*Work required:* Give the number of lines in the data below that contain "Amazon", and only that number.
-- Records for the exercise follows --
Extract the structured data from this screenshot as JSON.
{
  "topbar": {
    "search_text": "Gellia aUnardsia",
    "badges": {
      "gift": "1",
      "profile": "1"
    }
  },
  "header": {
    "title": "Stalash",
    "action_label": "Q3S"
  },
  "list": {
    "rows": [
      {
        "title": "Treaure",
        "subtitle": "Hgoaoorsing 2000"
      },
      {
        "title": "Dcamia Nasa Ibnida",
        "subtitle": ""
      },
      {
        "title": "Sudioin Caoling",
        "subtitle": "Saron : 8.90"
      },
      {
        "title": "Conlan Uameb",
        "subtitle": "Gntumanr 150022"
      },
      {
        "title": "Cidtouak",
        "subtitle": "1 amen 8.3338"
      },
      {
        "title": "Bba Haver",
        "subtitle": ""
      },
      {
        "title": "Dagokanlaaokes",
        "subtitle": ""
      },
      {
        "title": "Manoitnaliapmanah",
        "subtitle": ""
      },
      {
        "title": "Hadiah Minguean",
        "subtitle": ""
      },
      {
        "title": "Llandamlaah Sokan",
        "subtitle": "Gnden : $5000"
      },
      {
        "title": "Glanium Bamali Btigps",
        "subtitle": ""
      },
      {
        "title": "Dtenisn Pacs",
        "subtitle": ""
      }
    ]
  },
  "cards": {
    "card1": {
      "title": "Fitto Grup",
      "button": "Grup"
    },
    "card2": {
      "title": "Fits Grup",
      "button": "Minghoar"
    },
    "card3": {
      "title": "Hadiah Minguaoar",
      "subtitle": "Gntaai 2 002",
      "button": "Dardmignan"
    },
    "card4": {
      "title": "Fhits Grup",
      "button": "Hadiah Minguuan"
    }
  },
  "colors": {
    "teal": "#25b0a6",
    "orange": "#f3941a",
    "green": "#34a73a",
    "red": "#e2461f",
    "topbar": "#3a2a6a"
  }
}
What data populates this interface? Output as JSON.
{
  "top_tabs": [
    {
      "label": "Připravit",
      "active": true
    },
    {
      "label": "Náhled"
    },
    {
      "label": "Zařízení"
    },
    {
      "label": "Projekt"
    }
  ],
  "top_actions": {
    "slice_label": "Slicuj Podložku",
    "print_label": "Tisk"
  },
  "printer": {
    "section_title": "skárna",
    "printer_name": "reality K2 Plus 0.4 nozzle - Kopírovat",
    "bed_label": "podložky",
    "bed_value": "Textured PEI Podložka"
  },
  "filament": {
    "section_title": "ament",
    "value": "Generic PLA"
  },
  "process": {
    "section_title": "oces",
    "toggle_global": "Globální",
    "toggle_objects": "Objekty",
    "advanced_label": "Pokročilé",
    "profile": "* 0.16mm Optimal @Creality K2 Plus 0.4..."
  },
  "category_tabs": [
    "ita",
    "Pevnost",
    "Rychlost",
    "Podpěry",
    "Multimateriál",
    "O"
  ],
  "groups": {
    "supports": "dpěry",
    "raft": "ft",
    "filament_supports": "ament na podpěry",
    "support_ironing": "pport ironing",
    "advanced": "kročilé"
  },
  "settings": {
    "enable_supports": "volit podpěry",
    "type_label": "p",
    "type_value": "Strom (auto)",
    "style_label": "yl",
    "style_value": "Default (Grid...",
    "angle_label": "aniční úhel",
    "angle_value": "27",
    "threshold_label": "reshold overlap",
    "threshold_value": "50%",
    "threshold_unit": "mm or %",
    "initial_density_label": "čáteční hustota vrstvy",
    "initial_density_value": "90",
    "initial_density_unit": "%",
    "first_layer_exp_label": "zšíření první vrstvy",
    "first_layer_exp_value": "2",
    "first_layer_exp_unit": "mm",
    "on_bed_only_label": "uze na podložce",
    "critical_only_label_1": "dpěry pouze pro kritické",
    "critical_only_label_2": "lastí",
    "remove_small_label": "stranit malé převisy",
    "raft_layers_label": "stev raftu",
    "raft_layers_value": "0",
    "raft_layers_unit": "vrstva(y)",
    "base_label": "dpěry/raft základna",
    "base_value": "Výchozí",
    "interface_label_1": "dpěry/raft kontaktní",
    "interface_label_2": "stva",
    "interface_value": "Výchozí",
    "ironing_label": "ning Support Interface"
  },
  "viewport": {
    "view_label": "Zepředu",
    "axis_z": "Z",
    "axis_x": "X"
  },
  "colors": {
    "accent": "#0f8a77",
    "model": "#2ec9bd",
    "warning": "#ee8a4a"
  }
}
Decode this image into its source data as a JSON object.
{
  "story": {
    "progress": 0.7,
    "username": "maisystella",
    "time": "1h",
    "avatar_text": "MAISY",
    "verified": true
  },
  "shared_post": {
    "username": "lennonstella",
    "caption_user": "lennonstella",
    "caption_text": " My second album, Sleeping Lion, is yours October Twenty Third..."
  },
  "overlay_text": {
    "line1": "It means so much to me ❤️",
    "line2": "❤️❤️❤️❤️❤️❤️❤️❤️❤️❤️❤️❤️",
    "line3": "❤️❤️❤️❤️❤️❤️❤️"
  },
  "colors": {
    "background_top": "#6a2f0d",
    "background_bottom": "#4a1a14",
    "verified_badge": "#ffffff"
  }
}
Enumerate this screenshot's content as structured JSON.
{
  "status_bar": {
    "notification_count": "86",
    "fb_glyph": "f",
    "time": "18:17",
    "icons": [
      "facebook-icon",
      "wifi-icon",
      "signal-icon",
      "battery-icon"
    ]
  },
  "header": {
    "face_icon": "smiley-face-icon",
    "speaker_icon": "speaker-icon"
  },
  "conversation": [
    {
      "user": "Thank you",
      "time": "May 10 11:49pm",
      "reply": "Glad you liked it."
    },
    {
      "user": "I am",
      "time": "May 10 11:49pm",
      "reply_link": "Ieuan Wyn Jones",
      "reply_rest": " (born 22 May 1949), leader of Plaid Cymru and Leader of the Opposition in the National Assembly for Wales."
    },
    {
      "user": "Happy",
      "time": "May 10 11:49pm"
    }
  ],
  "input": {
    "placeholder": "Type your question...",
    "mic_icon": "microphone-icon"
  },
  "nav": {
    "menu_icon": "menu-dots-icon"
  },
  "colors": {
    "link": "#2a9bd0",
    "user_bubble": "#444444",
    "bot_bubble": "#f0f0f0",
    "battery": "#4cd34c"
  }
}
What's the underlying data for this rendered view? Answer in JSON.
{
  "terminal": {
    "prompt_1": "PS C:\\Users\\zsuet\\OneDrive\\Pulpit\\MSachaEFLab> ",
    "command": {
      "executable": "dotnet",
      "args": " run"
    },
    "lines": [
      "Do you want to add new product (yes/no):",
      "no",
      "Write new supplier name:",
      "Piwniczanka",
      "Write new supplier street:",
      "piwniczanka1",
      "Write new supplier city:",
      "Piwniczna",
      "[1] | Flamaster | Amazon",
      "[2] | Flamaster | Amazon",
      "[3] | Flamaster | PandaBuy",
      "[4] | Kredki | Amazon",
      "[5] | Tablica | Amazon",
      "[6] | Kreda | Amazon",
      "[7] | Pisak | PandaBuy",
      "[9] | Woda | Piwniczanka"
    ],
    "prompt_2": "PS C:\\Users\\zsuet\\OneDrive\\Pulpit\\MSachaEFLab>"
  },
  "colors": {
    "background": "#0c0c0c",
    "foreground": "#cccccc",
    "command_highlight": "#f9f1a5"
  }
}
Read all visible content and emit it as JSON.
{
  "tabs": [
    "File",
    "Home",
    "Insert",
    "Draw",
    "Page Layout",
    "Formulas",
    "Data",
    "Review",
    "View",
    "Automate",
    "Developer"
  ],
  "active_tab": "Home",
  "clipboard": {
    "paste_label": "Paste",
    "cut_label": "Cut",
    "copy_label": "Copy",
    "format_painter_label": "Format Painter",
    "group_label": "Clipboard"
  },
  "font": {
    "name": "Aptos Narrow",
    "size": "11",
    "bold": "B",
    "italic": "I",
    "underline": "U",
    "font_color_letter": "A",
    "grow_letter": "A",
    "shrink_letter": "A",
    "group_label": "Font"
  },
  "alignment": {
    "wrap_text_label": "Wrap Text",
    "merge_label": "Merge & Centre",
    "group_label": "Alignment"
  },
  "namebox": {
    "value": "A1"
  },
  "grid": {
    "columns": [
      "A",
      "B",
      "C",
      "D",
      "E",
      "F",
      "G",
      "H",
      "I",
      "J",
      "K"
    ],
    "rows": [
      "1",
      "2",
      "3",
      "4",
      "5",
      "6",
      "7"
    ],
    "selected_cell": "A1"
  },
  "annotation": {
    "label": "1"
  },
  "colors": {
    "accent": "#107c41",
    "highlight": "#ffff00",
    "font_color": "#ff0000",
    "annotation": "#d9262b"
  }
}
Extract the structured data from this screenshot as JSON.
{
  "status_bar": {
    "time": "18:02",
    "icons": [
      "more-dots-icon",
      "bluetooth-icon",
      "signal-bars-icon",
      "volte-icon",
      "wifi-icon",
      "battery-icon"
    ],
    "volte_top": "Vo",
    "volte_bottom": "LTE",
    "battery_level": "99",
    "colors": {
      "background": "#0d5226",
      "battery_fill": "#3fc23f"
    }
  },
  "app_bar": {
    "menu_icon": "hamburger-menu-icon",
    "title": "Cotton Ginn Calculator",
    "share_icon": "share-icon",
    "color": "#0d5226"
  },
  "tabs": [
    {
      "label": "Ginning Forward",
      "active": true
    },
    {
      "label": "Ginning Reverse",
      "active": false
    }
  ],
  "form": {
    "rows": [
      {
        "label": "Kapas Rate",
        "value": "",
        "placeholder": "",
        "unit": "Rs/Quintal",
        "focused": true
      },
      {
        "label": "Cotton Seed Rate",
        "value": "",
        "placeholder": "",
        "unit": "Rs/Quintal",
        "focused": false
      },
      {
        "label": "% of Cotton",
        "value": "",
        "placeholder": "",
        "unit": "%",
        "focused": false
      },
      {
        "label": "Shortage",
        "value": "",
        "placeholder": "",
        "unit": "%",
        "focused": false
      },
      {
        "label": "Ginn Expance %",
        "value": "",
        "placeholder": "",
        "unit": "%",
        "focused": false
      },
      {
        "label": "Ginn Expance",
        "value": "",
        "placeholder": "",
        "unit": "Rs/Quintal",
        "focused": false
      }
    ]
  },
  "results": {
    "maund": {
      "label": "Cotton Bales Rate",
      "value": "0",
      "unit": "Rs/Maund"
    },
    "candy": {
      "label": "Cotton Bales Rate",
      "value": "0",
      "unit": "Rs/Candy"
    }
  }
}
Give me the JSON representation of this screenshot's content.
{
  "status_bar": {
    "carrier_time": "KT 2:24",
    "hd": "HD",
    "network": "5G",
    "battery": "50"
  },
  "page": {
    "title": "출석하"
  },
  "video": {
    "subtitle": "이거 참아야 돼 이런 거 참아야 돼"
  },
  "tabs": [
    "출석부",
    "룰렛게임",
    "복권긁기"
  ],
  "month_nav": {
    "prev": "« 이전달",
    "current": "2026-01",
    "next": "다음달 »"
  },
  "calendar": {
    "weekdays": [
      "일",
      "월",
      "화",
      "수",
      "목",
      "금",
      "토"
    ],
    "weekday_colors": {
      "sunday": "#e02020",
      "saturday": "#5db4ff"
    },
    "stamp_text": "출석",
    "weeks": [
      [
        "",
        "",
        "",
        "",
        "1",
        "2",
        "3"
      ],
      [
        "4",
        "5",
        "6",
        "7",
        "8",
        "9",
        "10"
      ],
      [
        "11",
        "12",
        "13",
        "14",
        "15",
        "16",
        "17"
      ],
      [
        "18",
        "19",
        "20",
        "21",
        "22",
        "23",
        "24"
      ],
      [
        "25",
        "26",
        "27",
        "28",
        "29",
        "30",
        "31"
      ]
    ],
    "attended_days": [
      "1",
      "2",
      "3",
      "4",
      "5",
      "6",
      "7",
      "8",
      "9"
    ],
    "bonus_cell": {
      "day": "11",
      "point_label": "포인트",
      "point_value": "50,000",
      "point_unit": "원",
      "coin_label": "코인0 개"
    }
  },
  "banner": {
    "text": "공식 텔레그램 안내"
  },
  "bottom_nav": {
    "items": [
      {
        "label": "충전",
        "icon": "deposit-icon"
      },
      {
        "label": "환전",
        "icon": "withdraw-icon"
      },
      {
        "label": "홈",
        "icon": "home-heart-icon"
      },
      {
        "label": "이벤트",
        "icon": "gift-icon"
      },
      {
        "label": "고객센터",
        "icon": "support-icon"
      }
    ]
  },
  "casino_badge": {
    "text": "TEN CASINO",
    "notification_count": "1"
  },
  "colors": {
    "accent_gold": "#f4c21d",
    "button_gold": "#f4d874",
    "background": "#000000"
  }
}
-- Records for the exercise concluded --
*Worked solution:* 5